» ACTIVITY:
Go over the lines below, and when one contains the word "JSON", copy it.
*** EXTRACTED ENTRIES Section Begins ***
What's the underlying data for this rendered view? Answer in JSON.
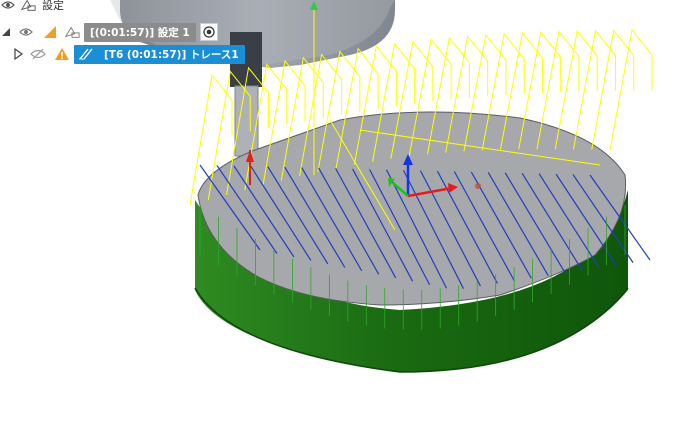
{
  "browser": {
    "root": {
      "label": "設定"
    },
    "setup": {
      "label": "[(0:01:57)] 設定 1"
    },
    "operation": {
      "label": "[T6 (0:01:57)] トレース1"
    }
  },
  "colors": {
    "setup_chip": "#8c8c8c",
    "operation_chip": "#1b8fd6",
    "warning": "#f0a020",
    "stock_top": "#a9aaad",
    "stock_side": "#1f7a14",
    "toolpath": "#ffff00",
    "retract": "#1f3fbf"
  }
}
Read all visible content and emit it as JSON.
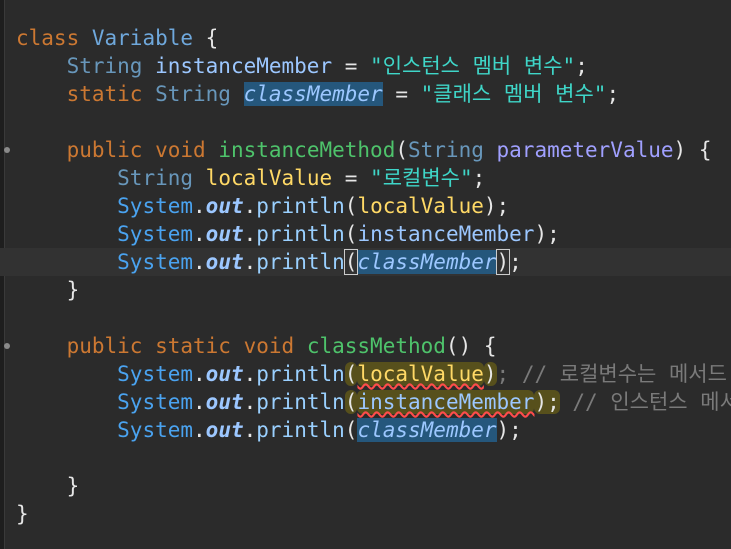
{
  "editor": {
    "lines": [
      {
        "tokens": [
          [
            "class",
            "kw"
          ],
          [
            " ",
            "punc"
          ],
          [
            "Variable",
            "cls"
          ],
          [
            " {",
            "punc"
          ]
        ]
      },
      {
        "tokens": [
          [
            "    ",
            "punc"
          ],
          [
            "String",
            "ty"
          ],
          [
            " ",
            "punc"
          ],
          [
            "instanceMember",
            "field"
          ],
          [
            " = ",
            "punc"
          ],
          [
            "\"인스턴스 멤버 변수\"",
            "str"
          ],
          [
            ";",
            "punc"
          ]
        ]
      },
      {
        "tokens": [
          [
            "    ",
            "punc"
          ],
          [
            "static",
            "kw"
          ],
          [
            " ",
            "punc"
          ],
          [
            "String",
            "ty"
          ],
          [
            " ",
            "punc"
          ],
          [
            "classMember",
            "static-field hl"
          ],
          [
            " = ",
            "punc"
          ],
          [
            "\"클래스 멤버 변수\"",
            "str"
          ],
          [
            ";",
            "punc"
          ]
        ]
      },
      {
        "tokens": []
      },
      {
        "fold": true,
        "tokens": [
          [
            "    ",
            "punc"
          ],
          [
            "public",
            "kw"
          ],
          [
            " ",
            "punc"
          ],
          [
            "void",
            "kw"
          ],
          [
            " ",
            "punc"
          ],
          [
            "instanceMethod",
            "meth"
          ],
          [
            "(",
            "punc"
          ],
          [
            "String",
            "ty"
          ],
          [
            " ",
            "punc"
          ],
          [
            "parameterValue",
            "param"
          ],
          [
            ") {",
            "punc"
          ]
        ]
      },
      {
        "tokens": [
          [
            "        ",
            "punc"
          ],
          [
            "String",
            "ty"
          ],
          [
            " ",
            "punc"
          ],
          [
            "localValue",
            "var"
          ],
          [
            " = ",
            "punc"
          ],
          [
            "\"로컬변수\"",
            "str"
          ],
          [
            ";",
            "punc"
          ]
        ]
      },
      {
        "tokens": [
          [
            "        ",
            "punc"
          ],
          [
            "System",
            "sys"
          ],
          [
            ".",
            "punc"
          ],
          [
            "out",
            "out"
          ],
          [
            ".",
            "punc"
          ],
          [
            "println",
            "call"
          ],
          [
            "(",
            "punc"
          ],
          [
            "localValue",
            "var"
          ],
          [
            ");",
            "punc"
          ]
        ]
      },
      {
        "tokens": [
          [
            "        ",
            "punc"
          ],
          [
            "System",
            "sys"
          ],
          [
            ".",
            "punc"
          ],
          [
            "out",
            "out"
          ],
          [
            ".",
            "punc"
          ],
          [
            "println",
            "call"
          ],
          [
            "(",
            "punc"
          ],
          [
            "instanceMember",
            "field"
          ],
          [
            ");",
            "punc"
          ]
        ]
      },
      {
        "current": true,
        "tokens": [
          [
            "        ",
            "punc"
          ],
          [
            "System",
            "sys"
          ],
          [
            ".",
            "punc"
          ],
          [
            "out",
            "out"
          ],
          [
            ".",
            "punc"
          ],
          [
            "println",
            "call"
          ],
          [
            "(",
            "punc bracket"
          ],
          [
            "classMember",
            "static-field hl"
          ],
          [
            ")",
            "punc bracket"
          ],
          [
            ";",
            "punc"
          ]
        ]
      },
      {
        "tokens": [
          [
            "    }",
            "punc"
          ]
        ]
      },
      {
        "tokens": []
      },
      {
        "fold": true,
        "tokens": [
          [
            "    ",
            "punc"
          ],
          [
            "public",
            "kw"
          ],
          [
            " ",
            "punc"
          ],
          [
            "static",
            "kw"
          ],
          [
            " ",
            "punc"
          ],
          [
            "void",
            "kw"
          ],
          [
            " ",
            "punc"
          ],
          [
            "classMethod",
            "meth"
          ],
          [
            "() {",
            "punc"
          ]
        ]
      },
      {
        "tokens": [
          [
            "        ",
            "punc"
          ],
          [
            "System",
            "sys"
          ],
          [
            ".",
            "punc"
          ],
          [
            "out",
            "out"
          ],
          [
            ".",
            "punc"
          ],
          [
            "println",
            "call"
          ],
          [
            "(",
            "punc err-bg"
          ],
          [
            "localValue",
            "var err err-bg"
          ],
          [
            ")",
            "punc err-bg"
          ],
          [
            "; // 로컬변수는 메서드",
            "comment"
          ]
        ]
      },
      {
        "tokens": [
          [
            "        ",
            "punc"
          ],
          [
            "System",
            "sys"
          ],
          [
            ".",
            "punc"
          ],
          [
            "out",
            "out"
          ],
          [
            ".",
            "punc"
          ],
          [
            "println",
            "call"
          ],
          [
            "(",
            "punc err-bg"
          ],
          [
            "instanceMember",
            "field err err-bg"
          ],
          [
            ");",
            "punc err-bg"
          ],
          [
            " // 인스턴스 메서",
            "comment"
          ]
        ]
      },
      {
        "tokens": [
          [
            "        ",
            "punc"
          ],
          [
            "System",
            "sys"
          ],
          [
            ".",
            "punc"
          ],
          [
            "out",
            "out"
          ],
          [
            ".",
            "punc"
          ],
          [
            "println",
            "call"
          ],
          [
            "(",
            "punc"
          ],
          [
            "classMember",
            "static-field hl"
          ],
          [
            ");",
            "punc"
          ]
        ]
      },
      {
        "tokens": []
      },
      {
        "tokens": [
          [
            "    }",
            "punc"
          ]
        ]
      },
      {
        "tokens": [
          [
            "}",
            "punc"
          ]
        ]
      }
    ]
  }
}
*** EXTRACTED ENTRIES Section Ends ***
» WRITTEN ANSWER:
What's the underlying data for this rendered view? Answer in JSON.
Read all visible content and emit it as JSON.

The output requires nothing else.